I have to say I’m impressed with how easy this technique is, and personally, never even thought of doing this before. Gavin keeps it simple with a very large square softbox behind his subject, metered one stop above his main light to create an all white background. From there, it’s just simple lighting with a main light in a octabox, camera right, about 45 degrees to the subject and metered for f/11, giving Gavin the depth of field that he wanted. This creates a simple white background, and great lighting for his subject.



Now, you might think he did some crazy Photoshop magic to achieve the final image, but honestly he didn’t. To achieve an all white background using a RAW file, he increased his white levels, making sure the background was indeed pure white. Next, he cropped the image tightly and finally, he converted the image to black and white, making contrast adjustments to suit his taste. Simple and beautiful!

Final Image



I love simple and easy to understand techniques like this. It is not a technique I would say you should use all the time (I still prefer a real seamless background). If you were in a pinch though, Gavin shows us you can create a very nice, clean image using a softbox as your background. Best part is that the amount of gear you need is minimal, and there is a good chance you already have the soft boxes and light modifiers needed to create an image like this.

 Via: Adorma’s Youtube Page

Images captured via screen grab

This site contains affiliate links to products. We may receive a commission for purchases made through these links, however, this does not impact accuracy or integrity of our content.

Chris Nachtwey is a full-time wedding and portrait photographer based in Connecticut. He is the founder and creator of 35to220 a website dedicated to showcasing the best film photography in the world. Chris loves to hear from readers, feel free to drop him a line via the contact page on his website! You can see his work here: Chris Nachtwey Photography

Q&A Discussions

Please or register to post a comment.

  1. John Cavan

    Works well for side lighting highly reflective surfaces as well. A common way to light glass is to use spill on the edges by reflecting off of white reflectors along the sides with the light behind a gobo that is the subject backdrop. You can do the same with soft box setups for the sides which, after all, is the basic point of things like the Lastolite cube for product photography.

    | |
  2. Mircea Blanaru

    I like these tips a lot! Great achievements with small money!!! A desirable point for me and for others not rich photographers….

    | |
  3. Zeb Yap-Chung

    Amazing technique..would love to try myself

    | |
  4. robert raymer

    I have done this a number of times with a 30×60 soft box when photographing my children.

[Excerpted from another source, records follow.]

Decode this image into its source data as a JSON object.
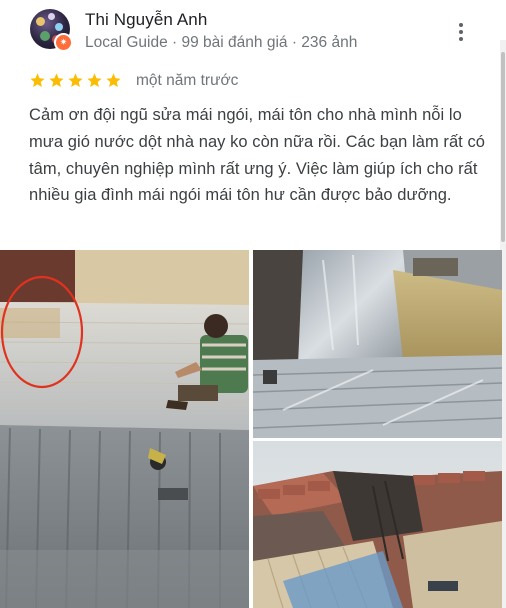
{
  "review": {
    "reviewer_name": "Thi Nguyễn Anh",
    "reviewer_meta": "Local Guide · 99 bài đánh giá · 236 ảnh",
    "rating": 5,
    "time_ago": "một năm trước",
    "text": "Cảm ơn đội ngũ sửa mái ngói, mái tôn cho nhà mình nỗi lo mưa gió nước dột nhà nay ko còn nữa rồi. Các bạn làm rất có tâm, chuyên nghiệp mình rất ưng ý. Việc làm giúp ích cho rất nhiều gia đình mái ngói mái tôn hư cần được bảo dưỡng."
  },
  "icons": {
    "more": "more-vertical-icon",
    "star": "star-icon",
    "badge": "local-guide-badge-icon"
  },
  "colors": {
    "star": "#fbbc04",
    "meta_text": "#70757a",
    "body_text": "#3c4043",
    "badge": "#ff6d3a"
  },
  "photos": [
    {
      "name": "photo-worker-on-metal-roof"
    },
    {
      "name": "photo-foil-insulated-roof"
    },
    {
      "name": "photo-tile-roof-repair"
    }
  ]
}
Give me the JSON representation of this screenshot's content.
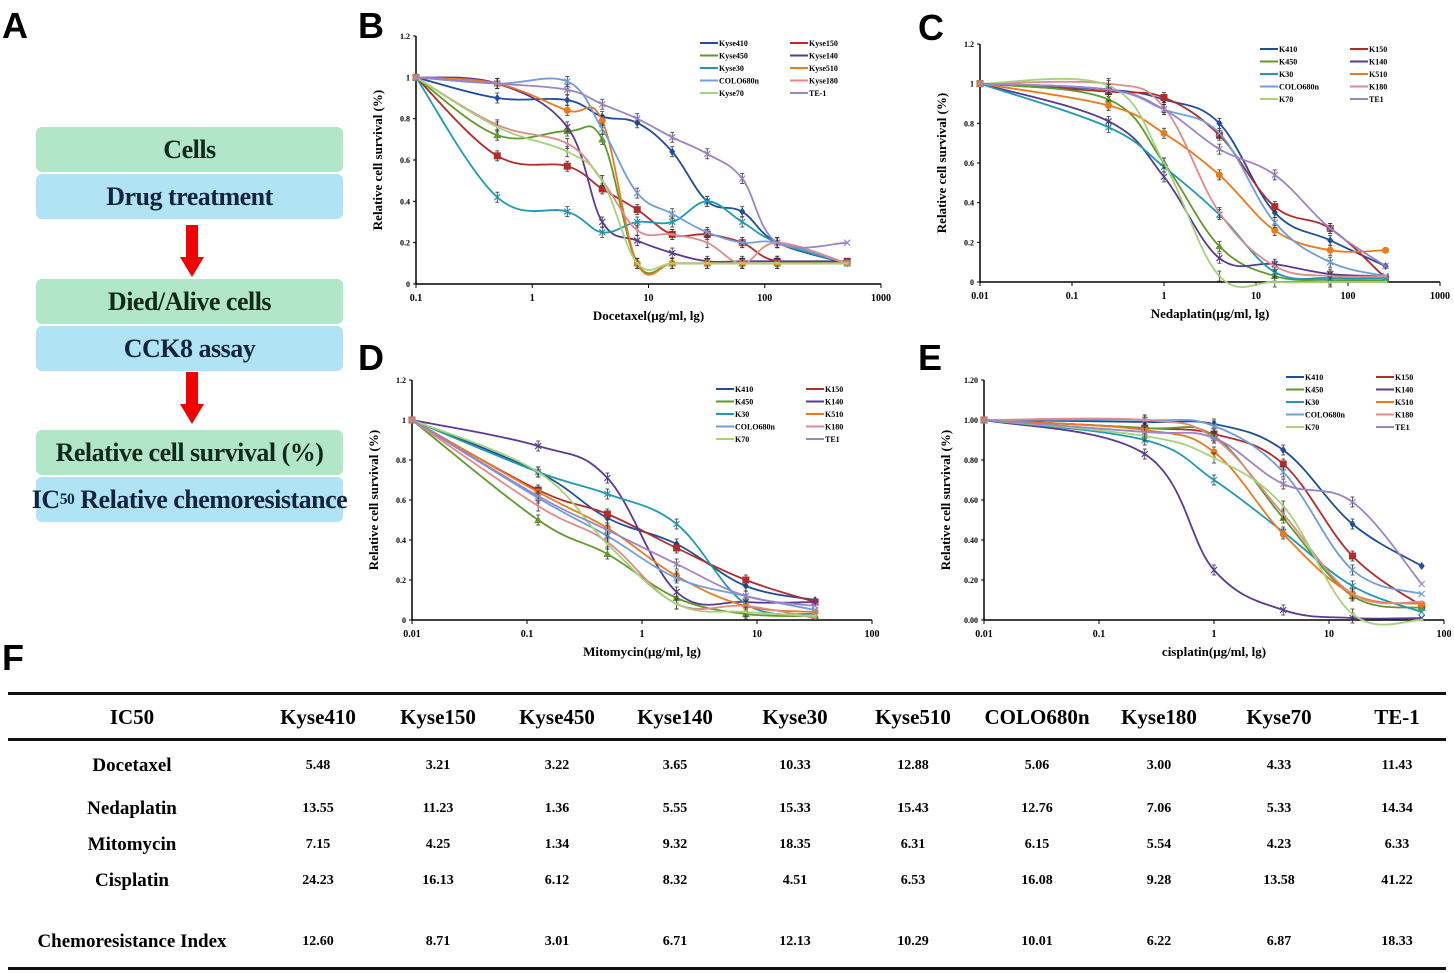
{
  "panels": {
    "A": "A",
    "B": "B",
    "C": "C",
    "D": "D",
    "E": "E",
    "F": "F"
  },
  "flowchart": {
    "steps": [
      {
        "label": "Cells",
        "color": "#b2e6c8"
      },
      {
        "label": "Drug treatment",
        "color": "#b0e4f5"
      },
      {
        "label": "Died/Alive cells",
        "color": "#b2e6c8"
      },
      {
        "label": "CCK8 assay",
        "color": "#b0e4f5"
      },
      {
        "label": "Relative cell survival (%)",
        "color": "#b2e6c8"
      },
      {
        "label_pre": "IC",
        "label_sub": "50",
        "label_post": " Relative chemoresistance",
        "color": "#b0e4f5"
      }
    ],
    "arrow_color": "#f20000"
  },
  "series_colors": {
    "Kyse410": "#1f4e9c",
    "Kyse150": "#b22c2c",
    "Kyse450": "#5f9a2a",
    "Kyse140": "#5b3a93",
    "Kyse30": "#1f9ab3",
    "Kyse510": "#ec7a1a",
    "COLO680n": "#6f9ed8",
    "Kyse180": "#e08a8a",
    "Kyse70": "#a6d27a",
    "TE-1": "#9c84c6"
  },
  "chart_data": [
    {
      "id": "B",
      "type": "line",
      "xscale": "log",
      "xlabel": "Docetaxel(μg/ml, lg)",
      "ylabel": "Relative cell survival (%)",
      "xlim": [
        0.1,
        1000
      ],
      "ylim": [
        0,
        1.2
      ],
      "xticks": [
        "0.1",
        "1",
        "10",
        "100",
        "1000"
      ],
      "yticks": [
        "0",
        "0.2",
        "0.4",
        "0.6",
        "0.8",
        "1",
        "1.2"
      ],
      "legend_position": "top-right",
      "x": [
        0.1,
        0.5,
        2,
        4,
        8,
        16,
        32,
        64,
        128,
        512
      ],
      "series": [
        {
          "name": "Kyse410",
          "key": "Kyse410",
          "values": [
            1.0,
            0.9,
            0.89,
            0.81,
            0.78,
            0.64,
            0.4,
            0.35,
            0.2,
            0.1
          ]
        },
        {
          "name": "Kyse150",
          "key": "Kyse150",
          "values": [
            1.0,
            0.62,
            0.57,
            0.46,
            0.36,
            0.24,
            0.24,
            0.2,
            0.11,
            0.11
          ]
        },
        {
          "name": "Kyse450",
          "key": "Kyse450",
          "values": [
            1.0,
            0.72,
            0.74,
            0.7,
            0.1,
            0.1,
            0.1,
            0.1,
            0.1,
            0.1
          ]
        },
        {
          "name": "Kyse140",
          "key": "Kyse140",
          "values": [
            1.0,
            0.97,
            0.76,
            0.3,
            0.21,
            0.15,
            0.11,
            0.11,
            0.11,
            0.11
          ]
        },
        {
          "name": "Kyse30",
          "key": "Kyse30",
          "values": [
            1.0,
            0.42,
            0.35,
            0.25,
            0.3,
            0.3,
            0.4,
            0.3,
            0.2,
            0.1
          ]
        },
        {
          "name": "Kyse510",
          "key": "Kyse510",
          "values": [
            1.0,
            0.97,
            0.84,
            0.79,
            0.1,
            0.1,
            0.1,
            0.1,
            0.1,
            0.1
          ]
        },
        {
          "name": "COLO680n",
          "key": "COLO680n",
          "values": [
            1.0,
            0.97,
            0.98,
            0.75,
            0.44,
            0.34,
            0.25,
            0.2,
            0.2,
            0.1
          ]
        },
        {
          "name": "Kyse180",
          "key": "Kyse180",
          "values": [
            1.0,
            0.77,
            0.68,
            0.5,
            0.26,
            0.24,
            0.2,
            0.1,
            0.2,
            0.1
          ]
        },
        {
          "name": "Kyse70",
          "key": "Kyse70",
          "values": [
            1.0,
            0.76,
            0.64,
            0.5,
            0.1,
            0.1,
            0.1,
            0.1,
            0.1,
            0.1
          ]
        },
        {
          "name": "TE-1",
          "key": "TE-1",
          "values": [
            1.0,
            0.97,
            0.94,
            0.87,
            0.8,
            0.71,
            0.63,
            0.51,
            0.2,
            0.2
          ]
        }
      ]
    },
    {
      "id": "C",
      "type": "line",
      "xscale": "log",
      "xlabel": "Nedaplatin(μg/ml, lg)",
      "ylabel": "Relative cell survival (%)",
      "xlim": [
        0.01,
        1000
      ],
      "ylim": [
        0,
        1.2
      ],
      "xticks": [
        "0.01",
        "0.1",
        "1",
        "10",
        "100",
        "1000"
      ],
      "yticks": [
        "0",
        "0.2",
        "0.4",
        "0.6",
        "0.8",
        "1",
        "1.2"
      ],
      "legend_position": "top-right",
      "x": [
        0.01,
        0.25,
        1,
        4,
        16,
        64,
        256
      ],
      "series": [
        {
          "name": "K410",
          "key": "Kyse410",
          "values": [
            1.0,
            0.97,
            0.92,
            0.8,
            0.35,
            0.21,
            0.08
          ]
        },
        {
          "name": "K150",
          "key": "Kyse150",
          "values": [
            1.0,
            0.96,
            0.93,
            0.74,
            0.38,
            0.27,
            0.02
          ]
        },
        {
          "name": "K450",
          "key": "Kyse450",
          "values": [
            1.0,
            0.92,
            0.6,
            0.18,
            0.03,
            0.01,
            0.01
          ]
        },
        {
          "name": "K140",
          "key": "Kyse140",
          "values": [
            1.0,
            0.81,
            0.53,
            0.12,
            0.09,
            0.04,
            0.03
          ]
        },
        {
          "name": "K30",
          "key": "Kyse30",
          "values": [
            1.0,
            0.78,
            0.58,
            0.34,
            0.05,
            0.02,
            0.02
          ]
        },
        {
          "name": "K510",
          "key": "Kyse510",
          "values": [
            1.0,
            0.89,
            0.75,
            0.54,
            0.26,
            0.16,
            0.16
          ]
        },
        {
          "name": "COLO680n",
          "key": "COLO680n",
          "values": [
            1.0,
            0.97,
            0.87,
            0.75,
            0.3,
            0.1,
            0.03
          ]
        },
        {
          "name": "K180",
          "key": "Kyse180",
          "values": [
            1.0,
            1.0,
            0.88,
            0.35,
            0.08,
            0.03,
            0.03
          ]
        },
        {
          "name": "K70",
          "key": "Kyse70",
          "values": [
            1.0,
            0.99,
            0.6,
            0.03,
            0.0,
            0.0,
            0.0
          ]
        },
        {
          "name": "TE1",
          "key": "TE-1",
          "values": [
            1.0,
            0.97,
            0.87,
            0.67,
            0.54,
            0.27,
            0.08
          ]
        }
      ]
    },
    {
      "id": "D",
      "type": "line",
      "xscale": "log",
      "xlabel": "Mitomycin(μg/ml, lg)",
      "ylabel": "Relative cell survival (%)",
      "xlim": [
        0.01,
        100
      ],
      "ylim": [
        0,
        1.2
      ],
      "xticks": [
        "0.01",
        "0.1",
        "1",
        "10",
        "100"
      ],
      "yticks": [
        "0",
        "0.2",
        "0.4",
        "0.6",
        "0.8",
        "1",
        "1.2"
      ],
      "legend_position": "top-right",
      "x": [
        0.01,
        0.125,
        0.5,
        2,
        8,
        32
      ],
      "series": [
        {
          "name": "K410",
          "key": "Kyse410",
          "values": [
            1.0,
            0.74,
            0.51,
            0.38,
            0.17,
            0.1
          ]
        },
        {
          "name": "K150",
          "key": "Kyse150",
          "values": [
            1.0,
            0.65,
            0.53,
            0.36,
            0.2,
            0.09
          ]
        },
        {
          "name": "K450",
          "key": "Kyse450",
          "values": [
            1.0,
            0.5,
            0.33,
            0.11,
            0.03,
            0.02
          ]
        },
        {
          "name": "K140",
          "key": "Kyse140",
          "values": [
            1.0,
            0.87,
            0.71,
            0.14,
            0.09,
            0.09
          ]
        },
        {
          "name": "K30",
          "key": "Kyse30",
          "values": [
            1.0,
            0.74,
            0.63,
            0.48,
            0.08,
            0.03
          ]
        },
        {
          "name": "K510",
          "key": "Kyse510",
          "values": [
            1.0,
            0.64,
            0.46,
            0.22,
            0.07,
            0.04
          ]
        },
        {
          "name": "COLO680n",
          "key": "COLO680n",
          "values": [
            1.0,
            0.61,
            0.42,
            0.21,
            0.12,
            0.05
          ]
        },
        {
          "name": "K180",
          "key": "Kyse180",
          "values": [
            1.0,
            0.57,
            0.39,
            0.08,
            0.07,
            0.01
          ]
        },
        {
          "name": "K70",
          "key": "Kyse70",
          "values": [
            1.0,
            0.74,
            0.38,
            0.08,
            0.04,
            0.02
          ]
        },
        {
          "name": "TE1",
          "key": "TE-1",
          "values": [
            1.0,
            0.62,
            0.45,
            0.28,
            0.12,
            0.07
          ]
        }
      ]
    },
    {
      "id": "E",
      "type": "line",
      "xscale": "log",
      "xlabel": "cisplatin(μg/ml, lg)",
      "ylabel": "Relative cell survival (%)",
      "xlim": [
        0.01,
        100
      ],
      "ylim": [
        0,
        1.2
      ],
      "xticks": [
        "0.01",
        "0.1",
        "1",
        "10",
        "100"
      ],
      "yticks": [
        "0.00",
        "0.20",
        "0.40",
        "0.60",
        "0.80",
        "1.00",
        "1.20"
      ],
      "legend_position": "top-right",
      "x": [
        0.01,
        0.25,
        1,
        4,
        16,
        64
      ],
      "series": [
        {
          "name": "K410",
          "key": "Kyse410",
          "values": [
            1.0,
            0.99,
            0.98,
            0.85,
            0.48,
            0.27
          ]
        },
        {
          "name": "K150",
          "key": "Kyse150",
          "values": [
            1.0,
            0.96,
            0.93,
            0.78,
            0.32,
            0.07
          ]
        },
        {
          "name": "K450",
          "key": "Kyse450",
          "values": [
            1.0,
            0.96,
            0.92,
            0.51,
            0.12,
            0.06
          ]
        },
        {
          "name": "K140",
          "key": "Kyse140",
          "values": [
            1.0,
            0.83,
            0.25,
            0.05,
            0.01,
            0.01
          ]
        },
        {
          "name": "K30",
          "key": "Kyse30",
          "values": [
            1.0,
            0.9,
            0.7,
            0.44,
            0.17,
            0.04
          ]
        },
        {
          "name": "K510",
          "key": "Kyse510",
          "values": [
            1.0,
            0.95,
            0.84,
            0.43,
            0.13,
            0.08
          ]
        },
        {
          "name": "COLO680n",
          "key": "COLO680n",
          "values": [
            1.0,
            1.0,
            0.97,
            0.74,
            0.25,
            0.13
          ]
        },
        {
          "name": "K180",
          "key": "Kyse180",
          "values": [
            1.0,
            1.0,
            0.91,
            0.53,
            0.13,
            0.09
          ]
        },
        {
          "name": "K70",
          "key": "Kyse70",
          "values": [
            1.0,
            0.92,
            0.81,
            0.57,
            0.03,
            0.0
          ]
        },
        {
          "name": "TE1",
          "key": "TE-1",
          "values": [
            1.0,
            0.94,
            0.91,
            0.68,
            0.59,
            0.18
          ]
        }
      ]
    },
    {
      "id": "F",
      "type": "table",
      "columns": [
        "IC50",
        "Kyse410",
        "Kyse150",
        "Kyse450",
        "Kyse140",
        "Kyse30",
        "Kyse510",
        "COLO680n",
        "Kyse180",
        "Kyse70",
        "TE-1"
      ],
      "rows": [
        {
          "label": "Docetaxel",
          "values": [
            "5.48",
            "3.21",
            "3.22",
            "3.65",
            "10.33",
            "12.88",
            "5.06",
            "3.00",
            "4.33",
            "11.43"
          ]
        },
        {
          "label": "Nedaplatin",
          "values": [
            "13.55",
            "11.23",
            "1.36",
            "5.55",
            "15.33",
            "15.43",
            "12.76",
            "7.06",
            "5.33",
            "14.34"
          ]
        },
        {
          "label": "Mitomycin",
          "values": [
            "7.15",
            "4.25",
            "1.34",
            "9.32",
            "18.35",
            "6.31",
            "6.15",
            "5.54",
            "4.23",
            "6.33"
          ]
        },
        {
          "label": "Cisplatin",
          "values": [
            "24.23",
            "16.13",
            "6.12",
            "8.32",
            "4.51",
            "6.53",
            "16.08",
            "9.28",
            "13.58",
            "41.22"
          ]
        },
        {
          "label": "Chemoresistance Index",
          "values": [
            "12.60",
            "8.71",
            "3.01",
            "6.71",
            "12.13",
            "10.29",
            "10.01",
            "6.22",
            "6.87",
            "18.33"
          ]
        }
      ]
    }
  ]
}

Other than a few wrinkles that may show up in the diffusion fabric and that are easy to take out in photoshop, the technique works great, especially when space is tight.

    | |
    • Teri Bay

      A garment steamer works great for taking the wrinkles out of the diffusion fabric.

      | |
  5. Clare Havill

    Great tip. However if you don’t own a softbox or don’t have one that’s large enough, you can also just use a white wall and fire a speed light at it to blow out the background.

    | |